WHAT TO DO:
Print the lines below exactly as written, with none missing.

**********

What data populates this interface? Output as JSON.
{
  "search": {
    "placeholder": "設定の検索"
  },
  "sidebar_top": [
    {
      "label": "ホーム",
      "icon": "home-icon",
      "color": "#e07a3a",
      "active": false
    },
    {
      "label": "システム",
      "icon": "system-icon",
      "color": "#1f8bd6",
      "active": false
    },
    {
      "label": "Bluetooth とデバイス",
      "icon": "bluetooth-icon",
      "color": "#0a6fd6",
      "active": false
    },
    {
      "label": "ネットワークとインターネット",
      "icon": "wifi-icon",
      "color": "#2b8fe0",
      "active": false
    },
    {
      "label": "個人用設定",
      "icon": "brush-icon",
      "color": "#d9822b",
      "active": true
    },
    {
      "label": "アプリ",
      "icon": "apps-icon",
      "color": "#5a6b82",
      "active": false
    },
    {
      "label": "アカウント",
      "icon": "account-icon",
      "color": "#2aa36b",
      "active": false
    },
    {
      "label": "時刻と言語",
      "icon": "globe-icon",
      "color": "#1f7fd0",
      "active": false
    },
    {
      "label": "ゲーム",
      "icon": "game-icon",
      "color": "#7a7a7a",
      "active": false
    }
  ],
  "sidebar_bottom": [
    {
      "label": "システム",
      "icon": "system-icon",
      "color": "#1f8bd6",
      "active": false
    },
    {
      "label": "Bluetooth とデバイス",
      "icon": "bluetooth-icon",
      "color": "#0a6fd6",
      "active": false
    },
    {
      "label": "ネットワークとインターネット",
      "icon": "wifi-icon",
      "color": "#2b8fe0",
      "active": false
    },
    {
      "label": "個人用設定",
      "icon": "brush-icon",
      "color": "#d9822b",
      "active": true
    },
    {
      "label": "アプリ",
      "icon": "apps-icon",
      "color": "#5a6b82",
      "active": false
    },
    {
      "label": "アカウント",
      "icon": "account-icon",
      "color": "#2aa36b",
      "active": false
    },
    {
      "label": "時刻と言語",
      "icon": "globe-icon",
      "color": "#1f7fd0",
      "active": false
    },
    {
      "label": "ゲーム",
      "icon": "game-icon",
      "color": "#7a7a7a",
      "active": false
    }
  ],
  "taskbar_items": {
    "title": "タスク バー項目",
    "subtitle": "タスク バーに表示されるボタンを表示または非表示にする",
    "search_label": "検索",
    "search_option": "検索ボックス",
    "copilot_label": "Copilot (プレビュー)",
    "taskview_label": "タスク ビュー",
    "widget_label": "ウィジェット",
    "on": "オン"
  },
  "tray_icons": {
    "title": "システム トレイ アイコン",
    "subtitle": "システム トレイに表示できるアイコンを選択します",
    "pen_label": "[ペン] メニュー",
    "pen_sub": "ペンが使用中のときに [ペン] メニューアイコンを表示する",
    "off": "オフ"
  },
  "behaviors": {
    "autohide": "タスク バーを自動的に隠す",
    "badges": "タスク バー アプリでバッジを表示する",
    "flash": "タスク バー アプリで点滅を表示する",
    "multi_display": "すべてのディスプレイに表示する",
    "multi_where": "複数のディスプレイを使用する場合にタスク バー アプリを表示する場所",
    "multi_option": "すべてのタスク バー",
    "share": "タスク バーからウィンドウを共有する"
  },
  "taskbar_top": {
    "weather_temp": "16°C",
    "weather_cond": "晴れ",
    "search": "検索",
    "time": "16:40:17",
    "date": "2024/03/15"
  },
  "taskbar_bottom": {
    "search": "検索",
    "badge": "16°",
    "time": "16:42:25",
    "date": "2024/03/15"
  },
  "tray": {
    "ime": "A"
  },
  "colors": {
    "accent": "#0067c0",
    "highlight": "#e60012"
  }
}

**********

RESPONSE AREA:
What data populates this interface? Output as JSON.
{
  "search": {
    "placeholder": "設定の検索"
  },
  "sidebar_top": [
    {
      "label": "ホーム",
      "icon": "home-icon",
      "color": "#e07a3a",
      "active": false
    },
    {
      "label": "システム",
      "icon": "system-icon",
      "color": "#1f8bd6",
      "active": false
    },
    {
      "label": "Bluetooth とデバイス",
      "icon": "bluetooth-icon",
      "color": "#0a6fd6",
      "active": false
    },
    {
      "label": "ネットワークとインターネット",
      "icon": "wifi-icon",
      "color": "#2b8fe0",
      "active": false
    },
    {
      "label": "個人用設定",
      "icon": "brush-icon",
      "color": "#d9822b",
      "active": true
    },
    {
      "label": "アプリ",
      "icon": "apps-icon",
      "color": "#5a6b82",
      "active": false
    },
    {
      "label": "アカウント",
      "icon": "account-icon",
      "color": "#2aa36b",
      "active": false
    },
    {
      "label": "時刻と言語",
      "icon": "globe-icon",
      "color": "#1f7fd0",
      "active": false
    },
    {
      "label": "ゲーム",
      "icon": "game-icon",
      "color": "#7a7a7a",
      "active": false
    }
  ],
  "sidebar_bottom": [
    {
      "label": "システム",
      "icon": "system-icon",
      "color": "#1f8bd6",
      "active": false
    },
    {
      "label": "Bluetooth とデバイス",
      "icon": "bluetooth-icon",
      "color": "#0a6fd6",
      "active": false
    },
    {
      "label": "ネットワークとインターネット",
      "icon": "wifi-icon",
      "color": "#2b8fe0",
      "active": false
    },
    {
      "label": "個人用設定",
      "icon": "brush-icon",
      "color": "#d9822b",
      "active": true
    },
    {
      "label": "アプリ",
      "icon": "apps-icon",
      "color": "#5a6b82",
      "active": false
    },
    {
      "label": "アカウント",
      "icon": "account-icon",
      "color": "#2aa36b",
      "active": false
    },
    {
      "label": "時刻と言語",
      "icon": "globe-icon",
      "color": "#1f7fd0",
      "active": false
    },
    {
      "label": "ゲーム",
      "icon": "game-icon",
      "color": "#7a7a7a",
      "active": false
    }
  ],
  "taskbar_items": {
    "title": "タスク バー項目",
    "subtitle": "タスク バーに表示されるボタンを表示または非表示にする",
    "search_label": "検索",
    "search_option": "検索ボックス",
    "copilot_label": "Copilot (プレビュー)",
    "taskview_label": "タスク ビュー",
    "widget_label": "ウィジェット",
    "on": "オン"
  },
  "tray_icons": {
    "title": "システム トレイ アイコン",
    "subtitle": "システム トレイに表示できるアイコンを選択します",
    "pen_label": "[ペン] メニュー",
    "pen_sub": "ペンが使用中のときに [ペン] メニューアイコンを表示する",
    "off": "オフ"
  },
  "behaviors": {
    "autohide": "タスク バーを自動的に隠す",
    "badges": "タスク バー アプリでバッジを表示する",
    "flash": "タスク バー アプリで点滅を表示する",
    "multi_display": "すべてのディスプレイに表示する",
    "multi_where": "複数のディスプレイを使用する場合にタスク バー アプリを表示する場所",
    "multi_option": "すべてのタスク バー",
    "share": "タスク バーからウィンドウを共有する"
  },
  "taskbar_top": {
    "weather_temp": "16°C",
    "weather_cond": "晴れ",
    "search": "検索",
    "time": "16:40:17",
    "date": "2024/03/15"
  },
  "taskbar_bottom": {
    "search": "検索",
    "badge": "16°",
    "time": "16:42:25",
    "date": "2024/03/15"
  },
  "tray": {
    "ime": "A"
  },
  "colors": {
    "accent": "#0067c0",
    "highlight": "#e60012"
  }
}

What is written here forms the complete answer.